Spider Silk Implants
Research at Utah State University in the US suggests that spider silk fibres could serve as a highly effective implant for humans with damaged knee and shoulder joints.
“The major efforts for the commercial use of spider silk are for artificial ligaments, tendons and bone repair materials,” says professor Randy Lewis. He is supervising Utah State University’s Science and Technology Research initiative (USTAR), which is actively pursuing the development of spider silk ligaments.
Spider silk is 100 times stronger than human or animal ligaments, 20 times stronger than tendons, more elastic than nylon and tougher than Kevlar, making it an in-demand material for all kinds of other items, from body armour to automobile tyres.
In order to produce the quantities necessary to accommodate worldwide demand, Lewis has devised a system to farm the fibres using genetically modified goats.
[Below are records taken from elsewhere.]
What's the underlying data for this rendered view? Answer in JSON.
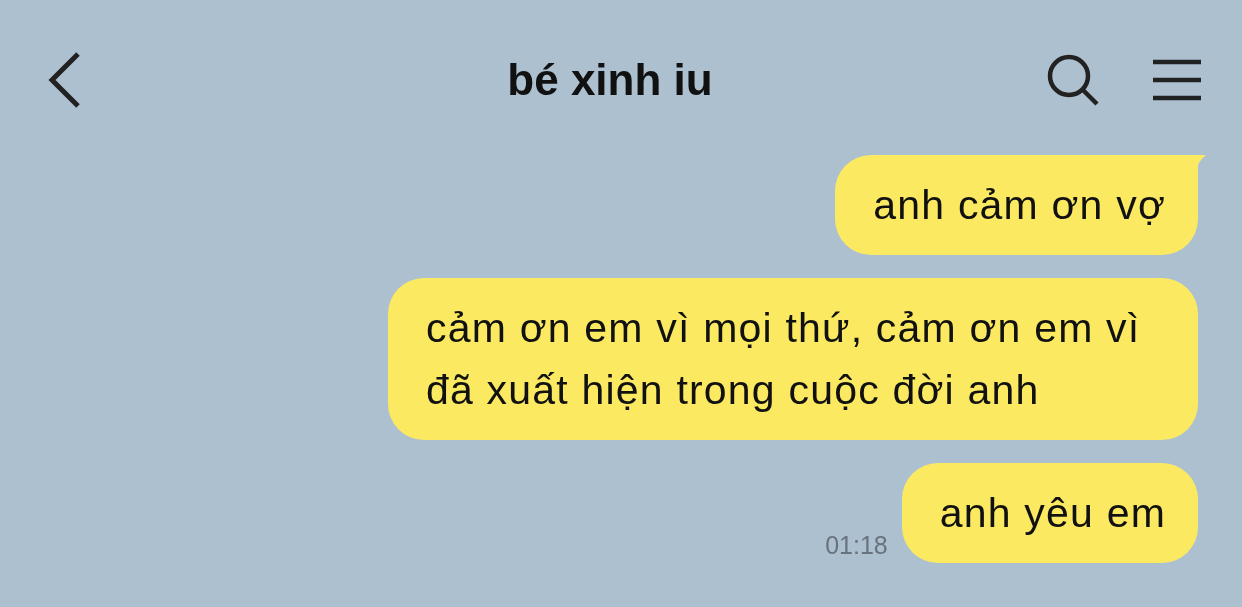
{
  "header": {
    "title": "bé xinh iu"
  },
  "messages": [
    {
      "text": "anh cảm ơn vợ",
      "tail": true
    },
    {
      "text": "cảm ơn em vì mọi thứ, cảm ơn em vì đã xuất hiện trong cuộc đời anh",
      "tail": false
    },
    {
      "text": "anh yêu em",
      "tail": false,
      "time": "01:18"
    }
  ]
}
Goats naturally produce spider silk proteins in their milk, which can then be harvested and spun into usable fibres and materials. Researchers at Utah State University anticipate the fibres could become available for human use as soon as 2030.